- If this server was working I wouldn’t be so pissed off. What a joke!
- This was a bunch of BS, I could have slept in for an additional 1 1/2 hrs before getting ready for work.
- Same here…I’m convinced we had no chance from the get-go.
- Here is a good, “How to lose customers through fraudulent business practices.” Was a loyal BUDS customer….will no longer be. Nice work.
- As fraudulent as they come..
- Nice, not one of those items ever displayed the sale price.
- Absolutely absurd! Fool me once…
- 20 minutes before the sale “started” all the doorbusters were already sold out. i was hoping it said that because they were going to add them at 8 EST, but it never happened.

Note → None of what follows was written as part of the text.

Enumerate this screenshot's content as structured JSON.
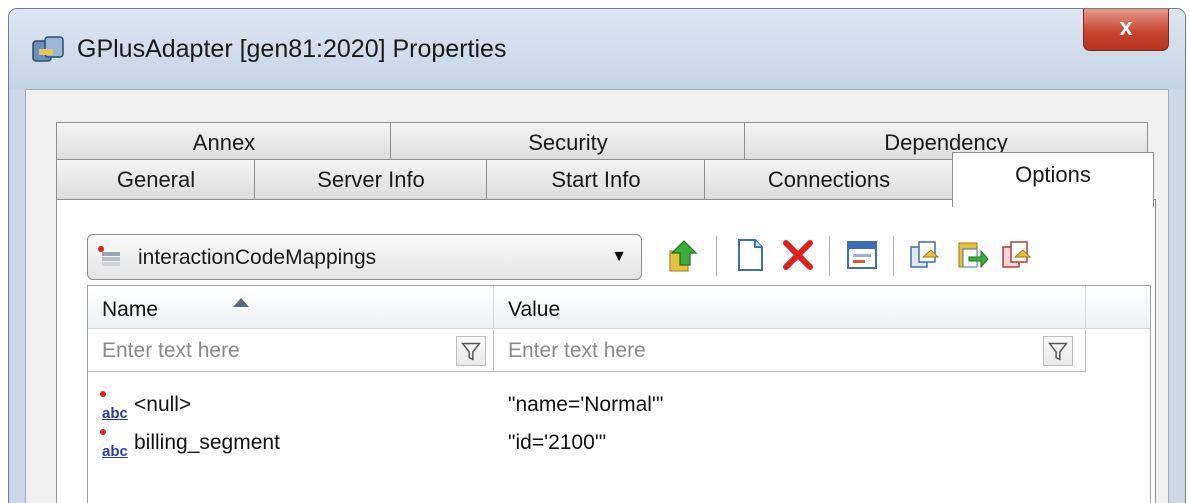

- I made an account just for this response. Bud’s is a complete scam. Bait and switch is all they did. Never again will they see any of my money. The people that work there are a bunch of liars and they like screwing people over!

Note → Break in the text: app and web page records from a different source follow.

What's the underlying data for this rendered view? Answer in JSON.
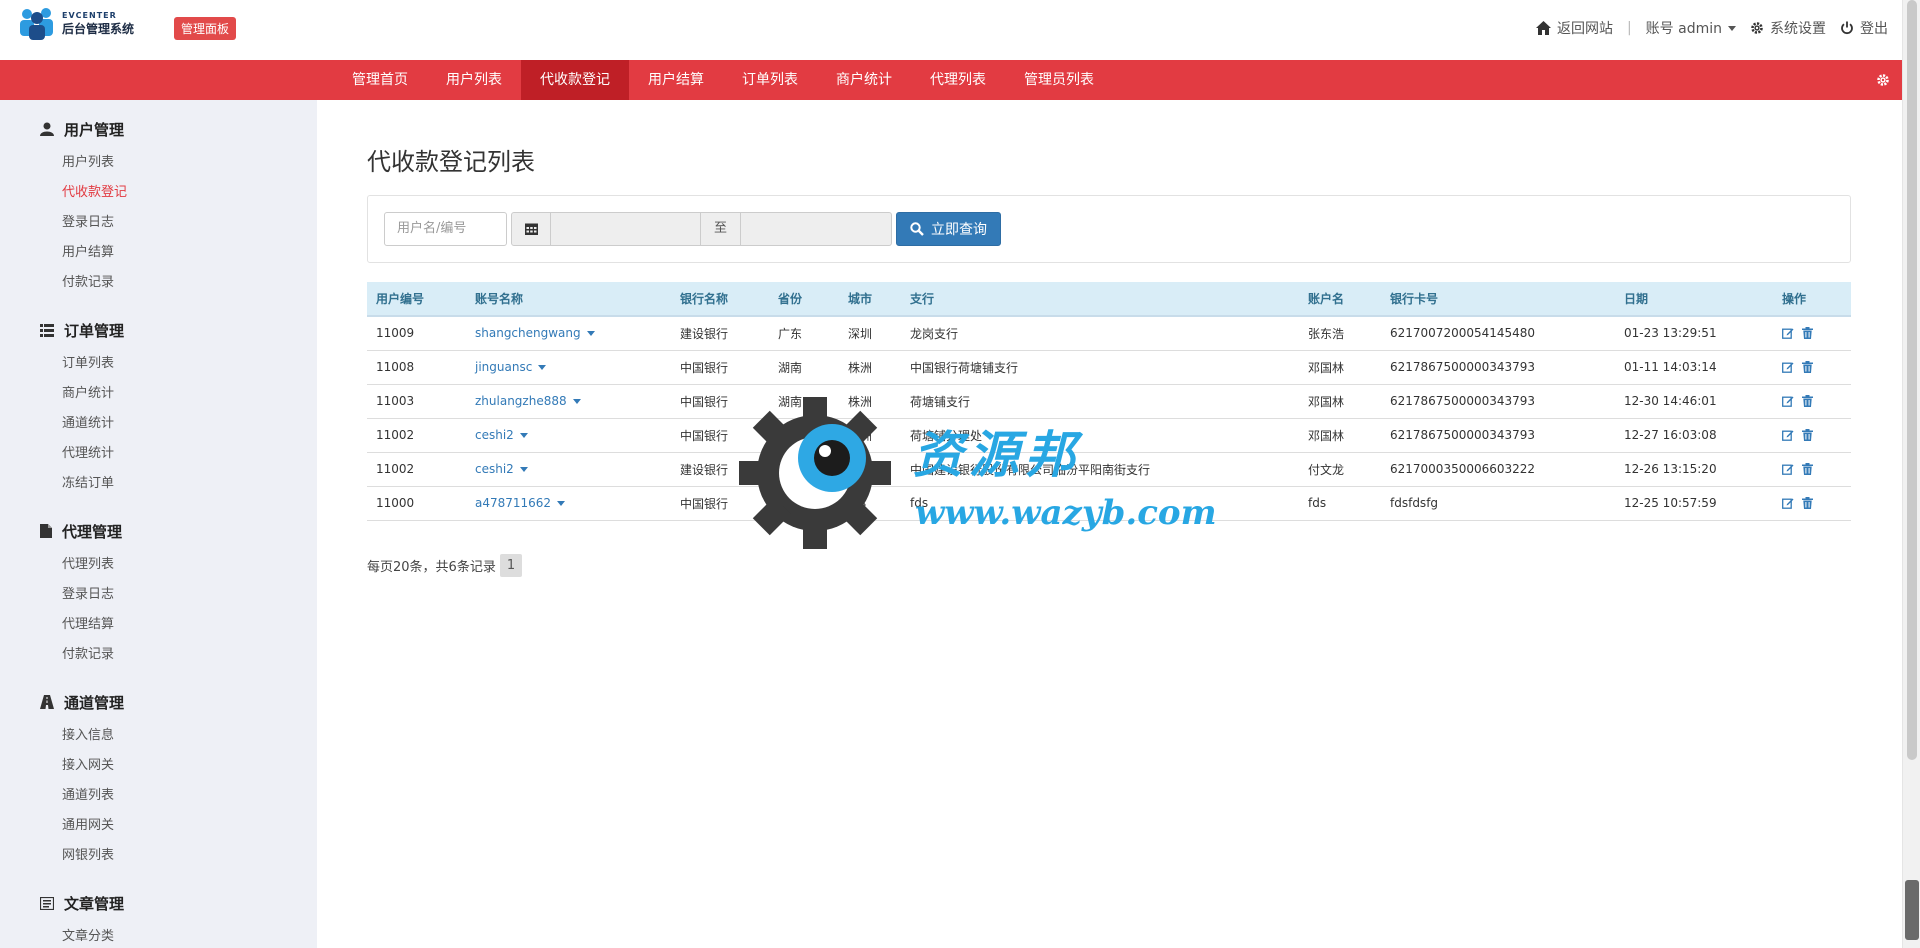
{
  "header": {
    "logo_en": "EVCENTER",
    "logo_cn": "后台管理系统",
    "panel_badge": "管理面板",
    "back_site": "返回网站",
    "account": "账号 admin",
    "settings": "系统设置",
    "logout": "登出"
  },
  "nav": {
    "items": [
      "管理首页",
      "用户列表",
      "代收款登记",
      "用户结算",
      "订单列表",
      "商户统计",
      "代理列表",
      "管理员列表"
    ],
    "active_index": 2
  },
  "sidebar": {
    "groups": [
      {
        "title": "用户管理",
        "icon": "user-icon",
        "items": [
          "用户列表",
          "代收款登记",
          "登录日志",
          "用户结算",
          "付款记录"
        ]
      },
      {
        "title": "订单管理",
        "icon": "list-icon",
        "items": [
          "订单列表",
          "商户统计",
          "通道统计",
          "代理统计",
          "冻结订单"
        ]
      },
      {
        "title": "代理管理",
        "icon": "file-icon",
        "items": [
          "代理列表",
          "登录日志",
          "代理结算",
          "付款记录"
        ]
      },
      {
        "title": "通道管理",
        "icon": "road-icon",
        "items": [
          "接入信息",
          "接入网关",
          "通道列表",
          "通用网关",
          "网银列表"
        ]
      },
      {
        "title": "文章管理",
        "icon": "article-icon",
        "items": [
          "文章分类"
        ]
      }
    ],
    "active_item": "代收款登记"
  },
  "main": {
    "title": "代收款登记列表",
    "filter": {
      "user_placeholder": "用户名/编号",
      "to_label": "至",
      "search_label": "立即查询"
    },
    "table": {
      "headers": [
        "用户编号",
        "账号名称",
        "银行名称",
        "省份",
        "城市",
        "支行",
        "账户名",
        "银行卡号",
        "日期",
        "操作"
      ],
      "rows": [
        [
          "11009",
          "shangchengwang",
          "建设银行",
          "广东",
          "深圳",
          "龙岗支行",
          "张东浩",
          "6217007200054145480",
          "01-23 13:29:51"
        ],
        [
          "11008",
          "jinguansc",
          "中国银行",
          "湖南",
          "株洲",
          "中国银行荷塘铺支行",
          "邓国林",
          "6217867500000343793",
          "01-11 14:03:14"
        ],
        [
          "11003",
          "zhulangzhe888",
          "中国银行",
          "湖南",
          "株洲",
          "荷塘铺支行",
          "邓国林",
          "6217867500000343793",
          "12-30 14:46:01"
        ],
        [
          "11002",
          "ceshi2",
          "中国银行",
          "湖南",
          "株洲",
          "荷塘铺分理处",
          "邓国林",
          "6217867500000343793",
          "12-27 16:03:08"
        ],
        [
          "11002",
          "ceshi2",
          "建设银行",
          "山西",
          "临汾",
          "中国建设银行股份有限公司临汾平阳南街支行",
          "付文龙",
          "6217000350006603222",
          "12-26 13:15:20"
        ],
        [
          "11000",
          "a478711662",
          "中国银行",
          "fdsaf",
          "fds",
          "fds",
          "fds",
          "fdsfdsfg",
          "12-25 10:57:59"
        ]
      ]
    },
    "pager": {
      "summary": "每页20条，共6条记录",
      "current": "1"
    }
  },
  "watermark": {
    "cn": "资源邦",
    "url": "www.wazyb.com"
  },
  "colors": {
    "nav_red": "#e23b42",
    "nav_active": "#bf1f26",
    "link_blue": "#337ab7",
    "header_bg": "#d9edf7"
  }
}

- I’m usually not on board when I hear people say “bait and switch” after missing out on a deal… but this one was SUPER suspicious lol.. Nobody got one, and those of us who got them in the cart couldn’t check out….
The Facebook comments are similar, although you have to catch them before Bud’s deletes them. One favorites we saw:

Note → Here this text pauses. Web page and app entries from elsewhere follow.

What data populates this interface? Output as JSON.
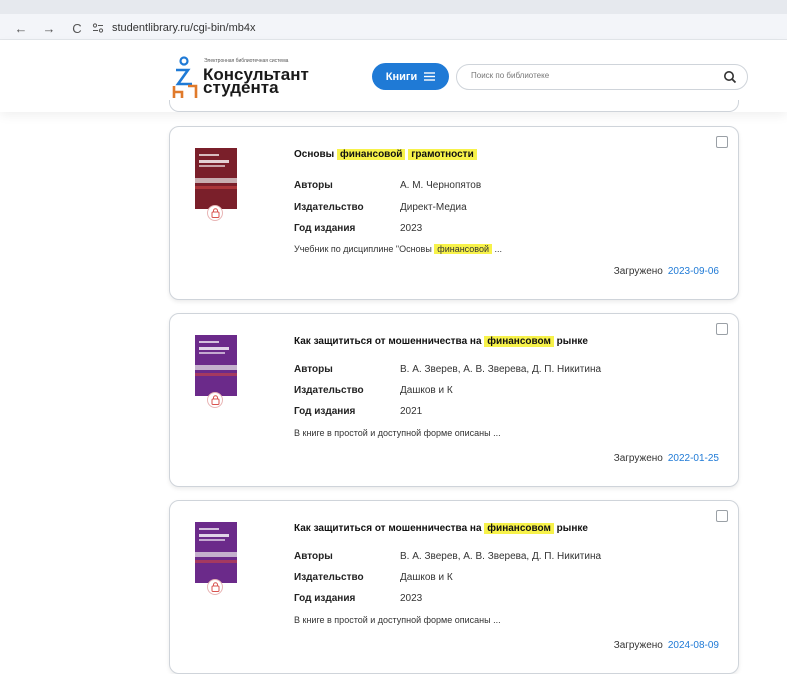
{
  "browser": {
    "url": "studentlibrary.ru/cgi-bin/mb4x",
    "back": "←",
    "forward": "→",
    "reload": "C"
  },
  "header": {
    "logo_small": "Электронная библиотечная система",
    "logo_line1": "Консультант",
    "logo_line2": "студента",
    "books_button": "Книги",
    "search_placeholder": "Поиск по библиотеке"
  },
  "labels": {
    "authors": "Авторы",
    "publisher": "Издательство",
    "year": "Год издания",
    "loaded": "Загружено"
  },
  "colors": {
    "accent": "#1f7ad6",
    "highlight": "#f7f24a"
  },
  "books": [
    {
      "title_pre": "Основы ",
      "title_hl1": "финансовой",
      "title_mid": " ",
      "title_hl2": "грамотности",
      "title_post": "",
      "authors": "А. М. Чернопятов",
      "publisher": "Директ-Медиа",
      "year": "2023",
      "desc_pre": "Учебник по дисциплине \"Основы ",
      "desc_hl": "финансовой",
      "desc_post": " ...",
      "loaded_date": "2023-09-06",
      "cover_color": "#7a1f2a"
    },
    {
      "title_pre": "Как защититься от мошенничества на ",
      "title_hl1": "финансовом",
      "title_mid": " рынке",
      "title_hl2": "",
      "title_post": "",
      "authors": "В. А. Зверев, А. В. Зверева, Д. П. Никитина",
      "publisher": "Дашков и К",
      "year": "2021",
      "desc_pre": "В книге в простой и доступной форме описаны",
      "desc_hl": "",
      "desc_post": " ...",
      "loaded_date": "2022-01-25",
      "cover_color": "#6b2a8a"
    },
    {
      "title_pre": "Как защититься от мошенничества на ",
      "title_hl1": "финансовом",
      "title_mid": " рынке",
      "title_hl2": "",
      "title_post": "",
      "authors": "В. А. Зверев, А. В. Зверева, Д. П. Никитина",
      "publisher": "Дашков и К",
      "year": "2023",
      "desc_pre": "В книге в простой и доступной форме описаны",
      "desc_hl": "",
      "desc_post": " ...",
      "loaded_date": "2024-08-09",
      "cover_color": "#6b2a8a"
    }
  ]
}
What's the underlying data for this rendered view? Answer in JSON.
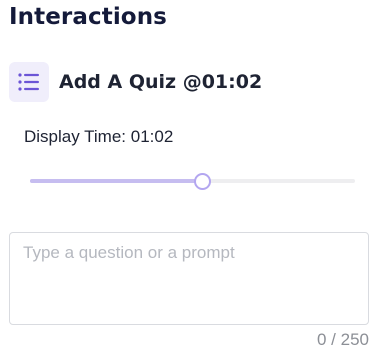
{
  "panel": {
    "title": "Interactions"
  },
  "interaction": {
    "icon": "list-icon",
    "title": "Add A Quiz @01:02"
  },
  "display_time": {
    "label": "Display Time: 01:02",
    "slider_progress": 0.53
  },
  "prompt": {
    "value": "",
    "placeholder": "Type a question or a prompt",
    "char_count": "0 / 250"
  },
  "colors": {
    "accent": "#6b55d6",
    "icon_bg": "#f0eefb",
    "slider_fill": "#c6bdf0",
    "slider_thumb_border": "#b3a6f0",
    "title_text": "#141a3a"
  }
}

- David T Chamberlin
Looks like someone attended United Airlines customer service school.
Well, there you have it. The 2 or 5 or whatever of the discounted-beyond-belief guns were gone and the servers crashed, and 20 or 50 or whatever would-be deal-seekers are pissed off. Is that a win? We’re not sure. Bud’s might think it is. As a volume seller, they don’t need to care about developing relationships with their customers. They know that many of them are bottom-feeders, “loyal” only to the lowest advertised price. (That’s why you get vendors who sell something for $30 under all their competition, but charge $50 extra shipping and handling)
But it hasn’t been the end of the fury raging in the comments at SlickGuns. Because two commenters taunted that they got their guns, and they didn’t know why all the losers were complaining. Were they shills for Bud’s, or just trolling? Hold that thought for just a second.
A couple other commenters said they did get one of the guns, but other commenters noticed something interesting about the trolls: they had just registered minutes before, and the trolling post was their first and only. Trolls for Bud’s? Trolls just for the sake of being trolls? Either is possible, but some people will believe they were Bud’s all along anyway, and therefore, for better or worse, Bud’s owns them as part of the blowback from this Black Friday stunt.
Finally, we’d like to point out that the guns the Bud’s was discounting were, uh, totally top-tier. Canik, Tisas, and some no-name shotgun? They normally sell in the $180-330 range to people that are buying styling rather than quality or reputation. “Saving” money on something you would not have bought, otherwise, is not “saving” money, it’s “spending” money.
Only the owners and managers of Bud’s know how their loss-leader scheme is working for them, but from what we’ve seen, loss-leader marketing does less damage to brick-and-mortar store reputation that it does to cyber merchandisers for several reasons.
- The Net is necessarily a lower-trust environment than even the most impersonal physical store.
- Transparency of inventory. In other words, you can see when the doorbuster specials are gone in a physical store (you also can do it in a well-run cyber storefront; we noticed this at Apex Gun Parts, and Luckygunner’s ammo inventory is usually good.
- The shared experience of doorbuster-chasing. If you wait in line all night at Best Buy, you get to know the other people waiting in line with you, at least a little. This builds a sort of social cohesions. Conversely, on the Internet every man is an island at the end of a causeway of internet protocol packets. He has no lateral contact with the other islands, no reason to be in good cheer.
We suspect that some businesses will find that loss-leader doorbusters work, but others will find that they do not. The problem with discounting is that it’s like riding a tiger: once you’re onboard, how do you get off? And there’s always somebody who will trim his margins more by locating in a lower-tax jurisdiction or putting his kids to work instead of paid employees.